Save the Children launches Global Girlhood Report
Save the Children and Tufts University commissioned the Global Girlhood Report 2022: Girls on the Frontline, which was released today. The government policymakers, child advocates, civil society organizations, including grassroots feminist and women’s rights organizations, humanitarian responders, and advocates for gender equality in the private sector, are all provided with evidence in this report.
In spite of pledges made by international leaders, child marriage still occurs everywhere and girls are at the centre of the most critical global concerns. Prior to COVID-19, global estimates of the rate of child marriage were declining, but progress toward the Sustainable Development Goal deadline of ending child marriage by 2030 was still far from being made. 2 Around 20,000 girls were thought to get married yearly.
Global Girlhood Report
India@100 cannot reach its full potential unless we secure 100% of its children, and especially the girl child today, according to Mr. Sudarshan Suchi, CEO of Save the Children, also known as Bal Raksha Bharat. A story in and of itself, India at 75 has a huge percentage of its girls who are unable to fairly safeguard themselves with their basic rights! With the release of this report, we want to reaffirm our dedication to contributing to the solution. The study offers a path forward for all of us along with a number of concrete actions, but more importantly, it emphasizes the need to involve the agency of children—the main stakeholders—in order to change the strategy from one of preparing for them to one of planning with them.
Governments and advocates for girls’ rights and gender equality came to an agreement 10 years ago to set aside one day annually to recognize the accomplishments of girls and draw attention to the difficulties they encounter. This resulted in the founding of International Day of the Girl, which will mark its tenth anniversary in 2022 and is observed on October 11th worldwide. Child marriage was the focus of the first International Day of the Girl, a problem that is especially important to girls and can only be avoided in early life.
The following are the report’s main conclusions:
Increasing poverty and food shortages increase the risk of child marriage for nearly 90 million (89.2M) adolescent girls. They also expose them to other types of gender-based violence, increase their chance of becoming pregnant unintentionally, and cause the breakdown of systems that are supposed to protect them.
Girls in East Asia and the Pacific, Latin America and the Caribbean, and South Asia are more likely to experience child marriage as a result of conflict.
Girls living in conflict-free areas and those in sub-Saharan Africa (or West and Central Africa) had the same levels of danger, according to our research.
Millions of girls live in poverty in these locations, which have the highest rates of child marriage in the world.
In order to properly address these issues and understand their effects on child marriage, more study is critically needed.
However, according to the WINGS 2022 study, the prevalence of child marriage in India has decreased from 74% in 1970 to 27% in 2015. The number of girls being married before turning 18 has decreased in absolute terms as well, from 12.3 million in 1992–1993 to 10.7 million in 2015–16.

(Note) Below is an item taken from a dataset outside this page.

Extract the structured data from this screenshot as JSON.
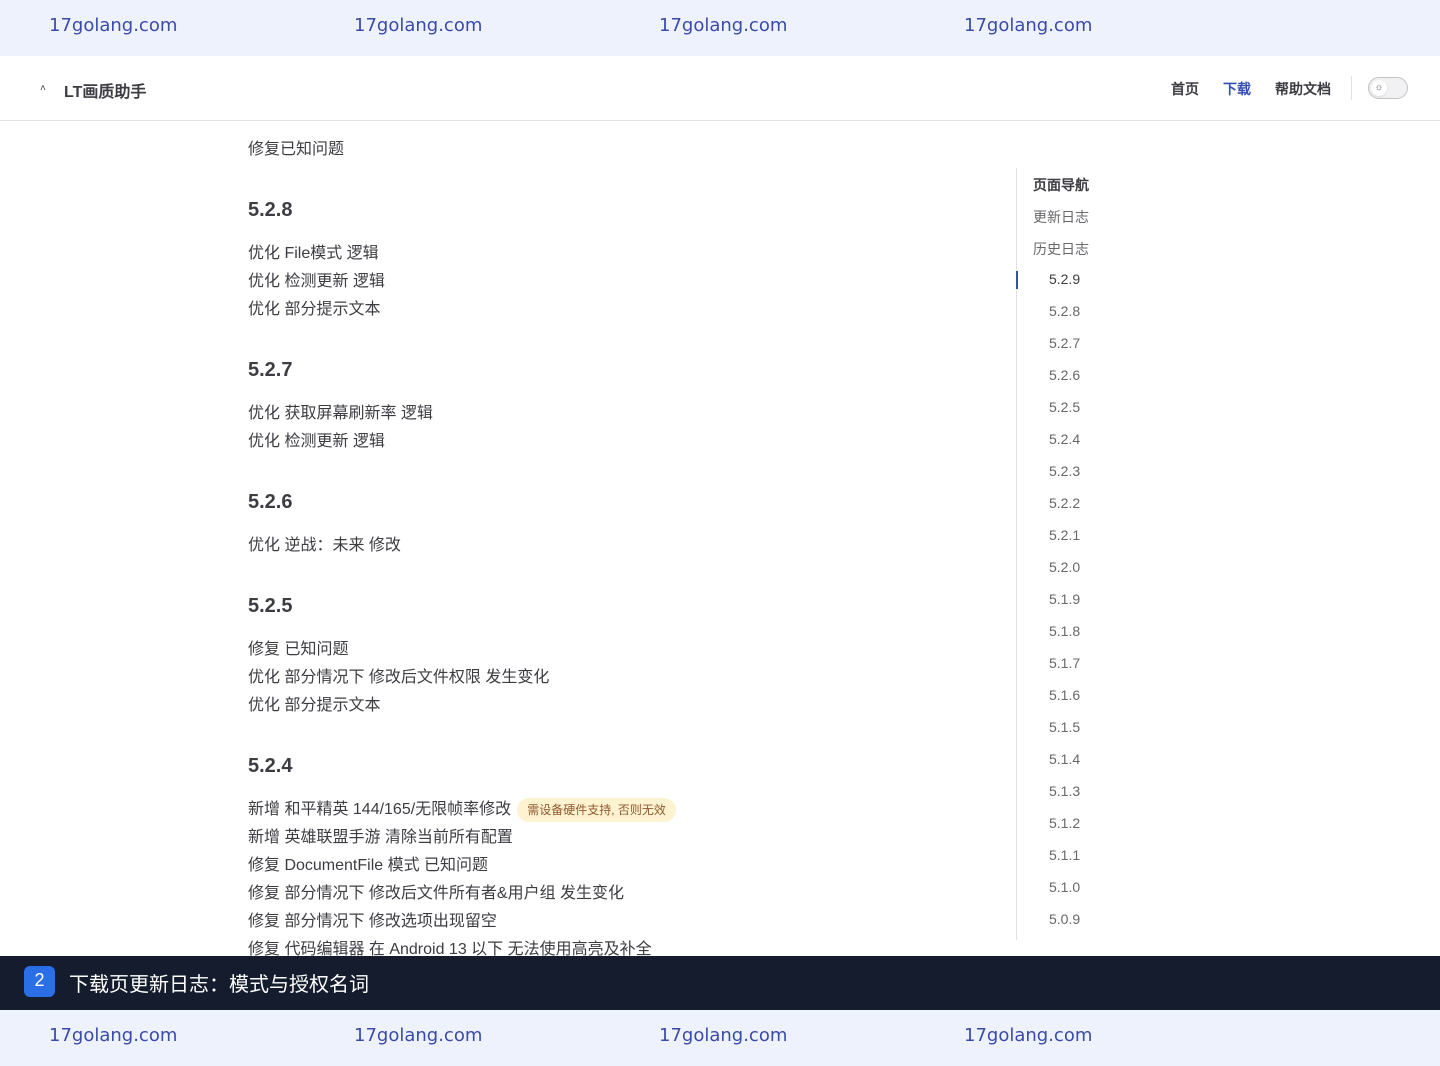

The progress made in preventing child marriage might be undone: In recent years, both the rate and the overall incidence of child marriage in India have significantly decreased.
The Child marriage is less common now than it was in 1970 (74% vs
a) As a result of the epidemic, job losses and decreased household incomes have increased the possibility of child marriages.
b) One in seven moms (14%) said that the pandemic had made girls more likely to marry young.
c) Females are more likely than boys to get married young, according to 52.4% of mothers, who believe that COVID-19 increases the likelihood that girls rather than boys will marry young.
d) The problem of child marriage is not widely known. 10% of mothers think that getting married should be done before the age of 18 years old.
Taking Care of Child Marriage
With the help of several committees created at the ward/village and gramme panchayat level, such as the Child Protection Committee (CPC), Village Health, Sanitation, and Nutrition Committee (VHSNC), and others, develop community-based monitoring systems to prevent child marriages. These committees should work together to perform a census of young people, especially young women, and to safeguard them from becoming potential brides or victims of human trafficking.
Invest in enhancing the agency of girls and women: It’s important to empower girls and women so they can make informed decisions about their lives. Organizations from the civil society might be crucial in achieving the same goals. Supporting monthly gatherings of adolescent girls and pleading with the government for better services and functioning child safety systems would be necessary to achieve this.